This Emmaus story is usually presented as a story of recognition and realization – and that’s fine, it certainly is. But taken in it’s larger context, the Emmaus story is also a story about the disciples confusion and struggle to come to grips with the resurrection. Cleopas and the other disciple understood enough to know that something momentous had happened – like the serving girl and the kitchen maid portrayed in the paintings – but they don’t fully understand what it means for their way forward.

This Emmaus story is one of those post-resurrection stories that describe the journey that all disciples must make. All followers of Jesus must travel from knowledge to encounter, from information to transformation. This movement from head to heart is what happens as the disciples journey from the tragedy of Golgotha to the amazement of the empty tomb and finally to the hope and assurance they experience in all the post-resurrection stories.

It’s been said that the classic definition of tragedy is that things go wrong in spite of our most heroic efforts. The classic definition of comedy is that things turn out better than we ever imagined. If tragedy comes out of Greece in the form of plays, then comedic irony comes out of Israel in the form of Scripture. The Bible is filled with things that are too good to be true, things that turn out better than we ever could have hoped. Abraham and Sarah have a baby in their old age and name him Isaac – laughter. Moses, a stutterer and murderer, is the means of Israel’s liberation. David, the least likely of Jesse’s sons, becomes Israel’s greatest king. The disciples, who never seem to understand what Jesus is all about, are the means by which the gospel is carried into the world. A persecutor named Saul takes the Gospel beyond Jewish boundaries and into the Gentile world. The greatest surprise of all is resurrection. As John Claypool was fond of saying, “God’s middle name is Surprise.”(2)

At Emmaus, Jesus sat at the table and said “Surprise – I’m still with you. I will always be with you. Remember that every time you break bread, I’m there at the table with you.”

That is our ultimate proof of our faith – the continuing presence of Jesus Christ whenever we gather at the table.

In Maryland, along the shores of the Chesapeake, there is an army base known as Aberdeen Proving Ground. It’s where the U.S. Army, since World War I, has tested a great deal of it’s ordnance – it’s artillery shells and other weapons that explode.
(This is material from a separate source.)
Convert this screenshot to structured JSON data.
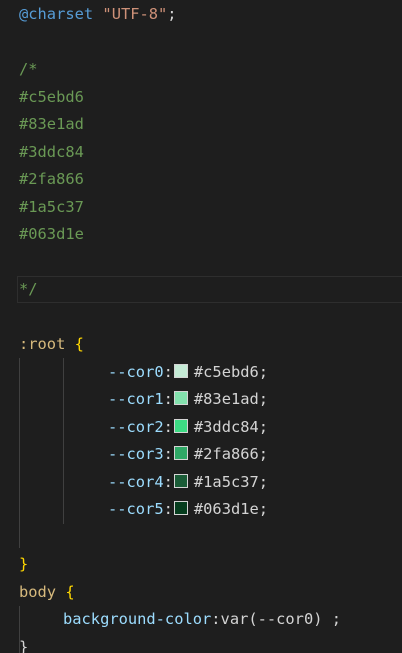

A proving ground is where you try something out to see if it works. Yes, there is a great deal of rational, scientific study and research that goes into developing weapons. It should work – in theory. Yet no one is completely sure they will perform as promised until they are “proven” – until they’re actually used in real-world conditions.(3)

That’s what happened at Emmaus. Emmaus is a proving ground for our Christian faith. In the midst of their real world feelings of despair and confusion, these disciples welcomed a stranger, shared their story, listened as this stranger opened their eyes to the meaning of the scriptures and they sat down together for a meal. And surprise – what Jesus had told them was proven to be true. “I will be with you always”

At the table, we welcome the stranger, we welcome the other.

At the table, we welcome the guest – and we become a guest ourselves.

At the table, we meet Jesus as the host, the one who gives us himself, who promises to be with us in the breaking of the bread – as proof that God loves us, accepts us and strengthens us for our mission of sharing the Good News of God’s love.

And for that, may God be praised. Amen.


1.    Homiletics, Vol. 29, No. 2, p.71.

2.    Roger Paynter, Feasting on the Gospels, Westminster John Knox Press, 2014, p. 353, 355.

3.    Homiletics, Vol. 29, No. 2, p.73.